For each record that follows, give it back exactly, with no pictures included.
───── INFORMATION ─────
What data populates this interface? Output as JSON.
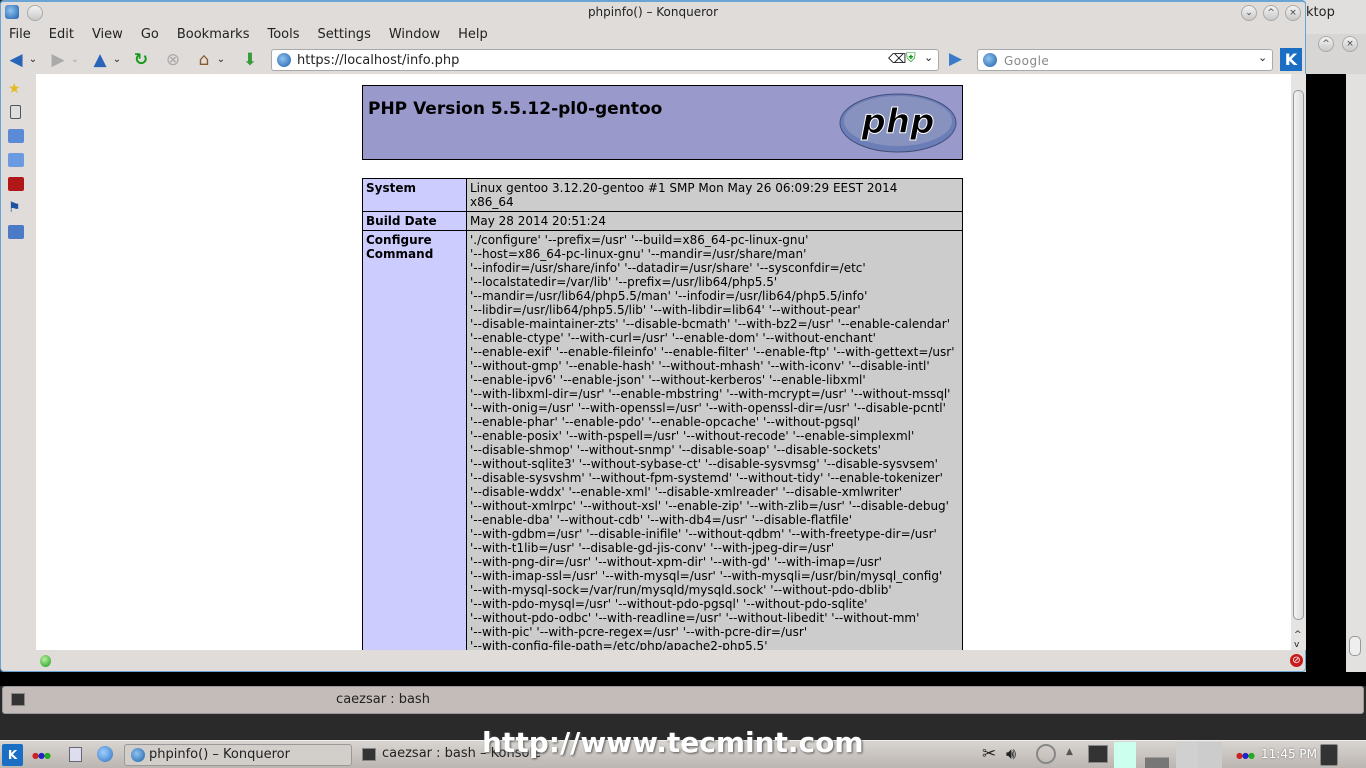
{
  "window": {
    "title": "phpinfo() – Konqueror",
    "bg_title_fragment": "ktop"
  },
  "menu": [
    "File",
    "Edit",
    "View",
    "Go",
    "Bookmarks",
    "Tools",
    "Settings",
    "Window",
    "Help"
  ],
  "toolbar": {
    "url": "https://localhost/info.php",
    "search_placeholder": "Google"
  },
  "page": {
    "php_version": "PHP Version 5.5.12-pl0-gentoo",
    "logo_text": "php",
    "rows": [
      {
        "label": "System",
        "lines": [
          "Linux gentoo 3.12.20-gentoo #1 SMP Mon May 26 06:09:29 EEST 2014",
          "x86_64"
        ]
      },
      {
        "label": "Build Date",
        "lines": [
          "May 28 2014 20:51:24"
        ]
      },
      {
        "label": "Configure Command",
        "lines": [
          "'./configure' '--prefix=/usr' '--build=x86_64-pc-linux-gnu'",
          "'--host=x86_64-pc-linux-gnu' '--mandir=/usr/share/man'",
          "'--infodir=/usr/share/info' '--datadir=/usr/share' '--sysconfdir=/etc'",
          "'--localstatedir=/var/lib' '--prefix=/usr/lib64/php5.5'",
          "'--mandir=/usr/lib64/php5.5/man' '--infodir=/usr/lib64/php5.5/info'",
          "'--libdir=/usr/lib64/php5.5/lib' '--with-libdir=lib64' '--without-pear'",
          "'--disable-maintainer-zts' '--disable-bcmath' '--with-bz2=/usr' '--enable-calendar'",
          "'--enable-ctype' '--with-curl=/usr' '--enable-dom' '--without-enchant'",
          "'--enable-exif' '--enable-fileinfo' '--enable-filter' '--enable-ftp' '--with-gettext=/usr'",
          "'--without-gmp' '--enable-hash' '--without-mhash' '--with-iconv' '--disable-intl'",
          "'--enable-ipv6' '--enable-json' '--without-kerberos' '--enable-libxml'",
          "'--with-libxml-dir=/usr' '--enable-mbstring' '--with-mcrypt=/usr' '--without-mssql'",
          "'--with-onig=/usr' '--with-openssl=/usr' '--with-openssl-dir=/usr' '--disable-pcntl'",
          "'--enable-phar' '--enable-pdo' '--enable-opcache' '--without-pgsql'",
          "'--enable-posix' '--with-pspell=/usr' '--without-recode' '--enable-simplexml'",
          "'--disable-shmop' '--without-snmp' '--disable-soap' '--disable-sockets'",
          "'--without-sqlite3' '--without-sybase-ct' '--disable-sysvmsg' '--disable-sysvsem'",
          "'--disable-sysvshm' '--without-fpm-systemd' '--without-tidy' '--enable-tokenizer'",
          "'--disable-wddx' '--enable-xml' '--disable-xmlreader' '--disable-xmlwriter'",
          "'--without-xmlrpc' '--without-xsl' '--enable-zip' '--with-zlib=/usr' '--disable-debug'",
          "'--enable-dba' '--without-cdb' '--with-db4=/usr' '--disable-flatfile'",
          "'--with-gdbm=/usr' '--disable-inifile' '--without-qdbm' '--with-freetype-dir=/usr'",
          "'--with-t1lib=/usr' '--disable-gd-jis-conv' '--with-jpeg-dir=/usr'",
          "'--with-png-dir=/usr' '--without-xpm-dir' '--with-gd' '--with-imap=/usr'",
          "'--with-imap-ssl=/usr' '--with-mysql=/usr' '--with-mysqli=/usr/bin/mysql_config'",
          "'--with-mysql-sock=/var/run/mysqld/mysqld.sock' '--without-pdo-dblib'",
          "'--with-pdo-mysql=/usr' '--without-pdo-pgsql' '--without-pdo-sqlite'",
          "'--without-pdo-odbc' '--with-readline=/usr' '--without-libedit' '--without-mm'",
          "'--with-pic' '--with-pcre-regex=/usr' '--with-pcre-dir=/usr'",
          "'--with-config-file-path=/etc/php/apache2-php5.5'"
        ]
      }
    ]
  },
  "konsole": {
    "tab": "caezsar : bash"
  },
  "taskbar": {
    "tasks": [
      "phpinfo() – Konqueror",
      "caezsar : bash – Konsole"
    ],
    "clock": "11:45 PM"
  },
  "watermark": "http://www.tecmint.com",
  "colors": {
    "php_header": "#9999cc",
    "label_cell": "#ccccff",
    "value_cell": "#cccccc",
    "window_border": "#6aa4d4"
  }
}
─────
> _TASK RESPONSE_
What data populates this interface? Output as JSON.
{
  "window": {
    "title": "phpinfo() – Konqueror",
    "bg_title_fragment": "ktop"
  },
  "menu": [
    "File",
    "Edit",
    "View",
    "Go",
    "Bookmarks",
    "Tools",
    "Settings",
    "Window",
    "Help"
  ],
  "toolbar": {
    "url": "https://localhost/info.php",
    "search_placeholder": "Google"
  },
  "page": {
    "php_version": "PHP Version 5.5.12-pl0-gentoo",
    "logo_text": "php",
    "rows": [
      {
        "label": "System",
        "lines": [
          "Linux gentoo 3.12.20-gentoo #1 SMP Mon May 26 06:09:29 EEST 2014",
          "x86_64"
        ]
      },
      {
        "label": "Build Date",
        "lines": [
          "May 28 2014 20:51:24"
        ]
      },
      {
        "label": "Configure Command",
        "lines": [
          "'./configure' '--prefix=/usr' '--build=x86_64-pc-linux-gnu'",
          "'--host=x86_64-pc-linux-gnu' '--mandir=/usr/share/man'",
          "'--infodir=/usr/share/info' '--datadir=/usr/share' '--sysconfdir=/etc'",
          "'--localstatedir=/var/lib' '--prefix=/usr/lib64/php5.5'",
          "'--mandir=/usr/lib64/php5.5/man' '--infodir=/usr/lib64/php5.5/info'",
          "'--libdir=/usr/lib64/php5.5/lib' '--with-libdir=lib64' '--without-pear'",
          "'--disable-maintainer-zts' '--disable-bcmath' '--with-bz2=/usr' '--enable-calendar'",
          "'--enable-ctype' '--with-curl=/usr' '--enable-dom' '--without-enchant'",
          "'--enable-exif' '--enable-fileinfo' '--enable-filter' '--enable-ftp' '--with-gettext=/usr'",
          "'--without-gmp' '--enable-hash' '--without-mhash' '--with-iconv' '--disable-intl'",
          "'--enable-ipv6' '--enable-json' '--without-kerberos' '--enable-libxml'",
          "'--with-libxml-dir=/usr' '--enable-mbstring' '--with-mcrypt=/usr' '--without-mssql'",
          "'--with-onig=/usr' '--with-openssl=/usr' '--with-openssl-dir=/usr' '--disable-pcntl'",
          "'--enable-phar' '--enable-pdo' '--enable-opcache' '--without-pgsql'",
          "'--enable-posix' '--with-pspell=/usr' '--without-recode' '--enable-simplexml'",
          "'--disable-shmop' '--without-snmp' '--disable-soap' '--disable-sockets'",
          "'--without-sqlite3' '--without-sybase-ct' '--disable-sysvmsg' '--disable-sysvsem'",
          "'--disable-sysvshm' '--without-fpm-systemd' '--without-tidy' '--enable-tokenizer'",
          "'--disable-wddx' '--enable-xml' '--disable-xmlreader' '--disable-xmlwriter'",
          "'--without-xmlrpc' '--without-xsl' '--enable-zip' '--with-zlib=/usr' '--disable-debug'",
          "'--enable-dba' '--without-cdb' '--with-db4=/usr' '--disable-flatfile'",
          "'--with-gdbm=/usr' '--disable-inifile' '--without-qdbm' '--with-freetype-dir=/usr'",
          "'--with-t1lib=/usr' '--disable-gd-jis-conv' '--with-jpeg-dir=/usr'",
          "'--with-png-dir=/usr' '--without-xpm-dir' '--with-gd' '--with-imap=/usr'",
          "'--with-imap-ssl=/usr' '--with-mysql=/usr' '--with-mysqli=/usr/bin/mysql_config'",
          "'--with-mysql-sock=/var/run/mysqld/mysqld.sock' '--without-pdo-dblib'",
          "'--with-pdo-mysql=/usr' '--without-pdo-pgsql' '--without-pdo-sqlite'",
          "'--without-pdo-odbc' '--with-readline=/usr' '--without-libedit' '--without-mm'",
          "'--with-pic' '--with-pcre-regex=/usr' '--with-pcre-dir=/usr'",
          "'--with-config-file-path=/etc/php/apache2-php5.5'"
        ]
      }
    ]
  },
  "konsole": {
    "tab": "caezsar : bash"
  },
  "taskbar": {
    "tasks": [
      "phpinfo() – Konqueror",
      "caezsar : bash – Konsole"
    ],
    "clock": "11:45 PM"
  },
  "watermark": "http://www.tecmint.com",
  "colors": {
    "php_header": "#9999cc",
    "label_cell": "#ccccff",
    "value_cell": "#cccccc",
    "window_border": "#6aa4d4"
  }
}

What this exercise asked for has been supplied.